Task item → What is needed is a single figure: how many lines of the records below contain the word "data".

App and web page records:
########

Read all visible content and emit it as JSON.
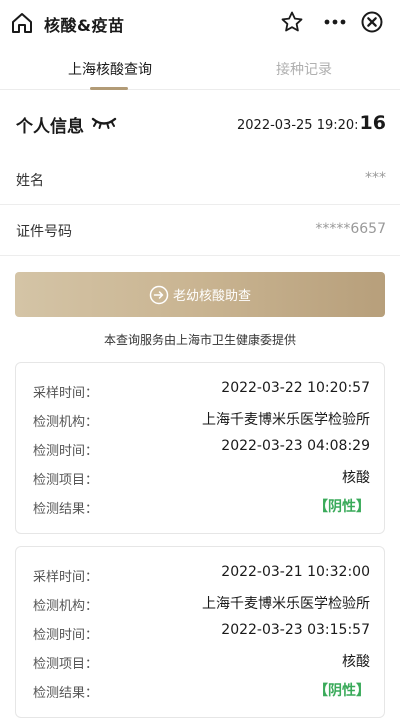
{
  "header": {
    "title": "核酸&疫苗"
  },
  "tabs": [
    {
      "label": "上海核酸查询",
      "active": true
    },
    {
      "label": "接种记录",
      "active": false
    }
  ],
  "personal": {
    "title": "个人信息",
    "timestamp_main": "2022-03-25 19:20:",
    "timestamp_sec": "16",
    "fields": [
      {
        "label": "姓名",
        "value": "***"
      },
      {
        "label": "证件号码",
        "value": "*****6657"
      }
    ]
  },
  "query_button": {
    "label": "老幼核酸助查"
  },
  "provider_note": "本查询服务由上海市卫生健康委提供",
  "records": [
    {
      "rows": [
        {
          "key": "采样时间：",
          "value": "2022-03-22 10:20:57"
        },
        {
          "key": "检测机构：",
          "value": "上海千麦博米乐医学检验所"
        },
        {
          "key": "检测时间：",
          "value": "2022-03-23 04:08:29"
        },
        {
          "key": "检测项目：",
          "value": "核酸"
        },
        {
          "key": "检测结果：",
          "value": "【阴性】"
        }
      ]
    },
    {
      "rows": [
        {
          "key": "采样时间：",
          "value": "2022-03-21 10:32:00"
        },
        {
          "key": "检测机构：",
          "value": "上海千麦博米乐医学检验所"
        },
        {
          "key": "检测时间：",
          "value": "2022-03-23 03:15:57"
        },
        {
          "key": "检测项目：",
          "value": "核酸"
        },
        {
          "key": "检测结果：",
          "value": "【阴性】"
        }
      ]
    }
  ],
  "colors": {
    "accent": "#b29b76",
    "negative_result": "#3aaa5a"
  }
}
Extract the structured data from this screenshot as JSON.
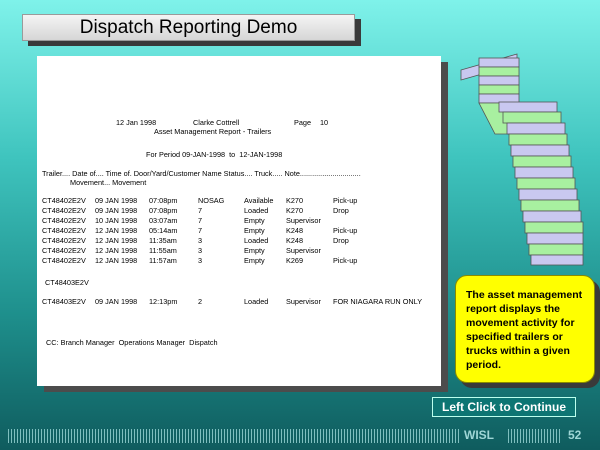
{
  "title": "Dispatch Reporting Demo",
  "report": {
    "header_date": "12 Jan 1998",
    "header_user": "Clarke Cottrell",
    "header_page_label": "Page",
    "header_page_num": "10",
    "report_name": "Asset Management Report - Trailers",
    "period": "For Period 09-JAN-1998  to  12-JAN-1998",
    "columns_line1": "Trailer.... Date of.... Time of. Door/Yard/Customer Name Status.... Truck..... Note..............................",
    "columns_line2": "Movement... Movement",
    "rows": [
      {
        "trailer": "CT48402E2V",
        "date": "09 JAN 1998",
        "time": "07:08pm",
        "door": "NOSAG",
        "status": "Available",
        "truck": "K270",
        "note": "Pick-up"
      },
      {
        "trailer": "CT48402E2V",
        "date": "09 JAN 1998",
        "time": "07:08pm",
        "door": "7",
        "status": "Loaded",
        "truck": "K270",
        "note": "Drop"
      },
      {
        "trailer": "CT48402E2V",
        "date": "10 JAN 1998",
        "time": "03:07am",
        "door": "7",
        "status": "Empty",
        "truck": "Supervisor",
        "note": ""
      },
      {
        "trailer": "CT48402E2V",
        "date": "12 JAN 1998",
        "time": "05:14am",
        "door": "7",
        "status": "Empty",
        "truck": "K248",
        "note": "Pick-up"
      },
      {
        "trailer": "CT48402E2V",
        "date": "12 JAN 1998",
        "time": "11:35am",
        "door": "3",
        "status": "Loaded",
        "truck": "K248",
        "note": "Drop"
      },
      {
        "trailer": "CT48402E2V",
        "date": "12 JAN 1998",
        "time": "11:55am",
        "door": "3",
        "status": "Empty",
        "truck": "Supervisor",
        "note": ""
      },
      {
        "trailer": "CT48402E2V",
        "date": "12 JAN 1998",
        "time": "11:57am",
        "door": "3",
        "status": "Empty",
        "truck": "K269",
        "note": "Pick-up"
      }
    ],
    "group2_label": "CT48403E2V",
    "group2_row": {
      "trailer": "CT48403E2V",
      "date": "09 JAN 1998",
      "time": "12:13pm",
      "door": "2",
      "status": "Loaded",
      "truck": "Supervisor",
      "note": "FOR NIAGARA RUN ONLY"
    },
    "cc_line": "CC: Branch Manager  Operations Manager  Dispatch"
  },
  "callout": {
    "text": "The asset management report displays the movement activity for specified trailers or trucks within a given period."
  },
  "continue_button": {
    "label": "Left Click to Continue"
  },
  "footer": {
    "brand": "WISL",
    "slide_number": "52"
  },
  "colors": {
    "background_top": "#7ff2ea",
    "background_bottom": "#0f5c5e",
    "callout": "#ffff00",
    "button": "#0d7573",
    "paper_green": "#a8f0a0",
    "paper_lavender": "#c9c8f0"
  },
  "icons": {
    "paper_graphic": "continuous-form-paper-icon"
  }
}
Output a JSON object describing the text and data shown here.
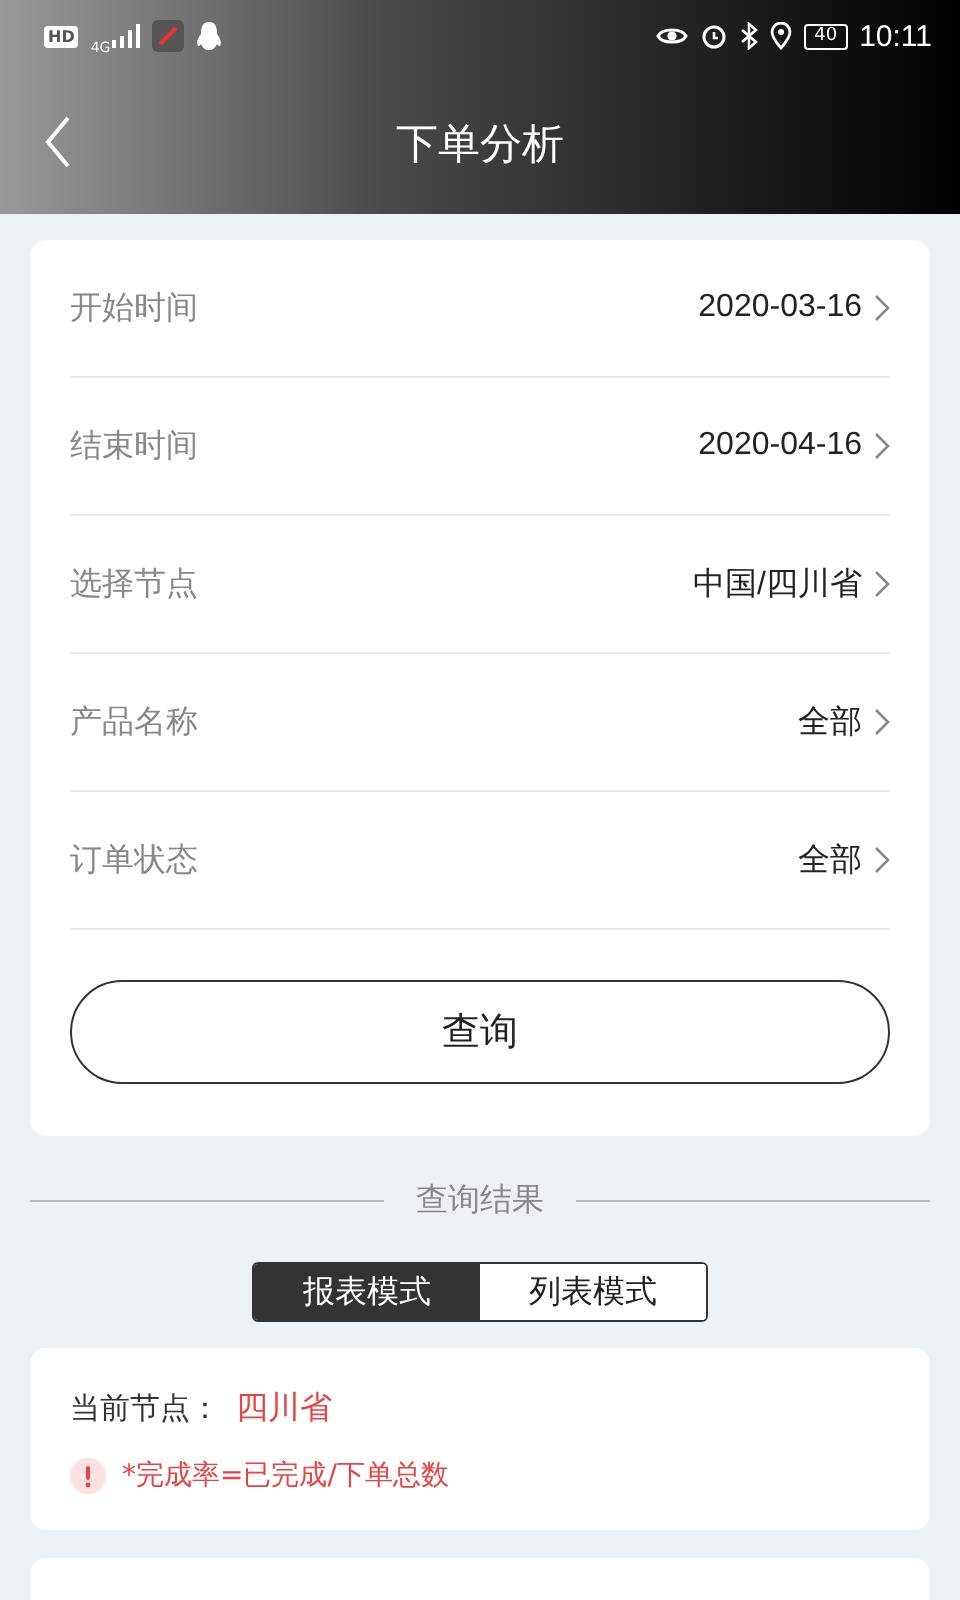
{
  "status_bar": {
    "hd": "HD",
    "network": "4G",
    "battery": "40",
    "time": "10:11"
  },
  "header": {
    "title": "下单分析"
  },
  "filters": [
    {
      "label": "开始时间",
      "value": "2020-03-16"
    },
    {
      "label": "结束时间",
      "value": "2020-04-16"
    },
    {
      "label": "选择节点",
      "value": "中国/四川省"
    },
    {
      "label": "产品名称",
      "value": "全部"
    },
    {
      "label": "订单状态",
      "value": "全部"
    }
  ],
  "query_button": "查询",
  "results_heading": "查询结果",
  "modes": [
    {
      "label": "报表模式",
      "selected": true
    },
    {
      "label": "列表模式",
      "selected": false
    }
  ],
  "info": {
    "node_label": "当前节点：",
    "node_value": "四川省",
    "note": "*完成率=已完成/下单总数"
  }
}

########

Task output → 2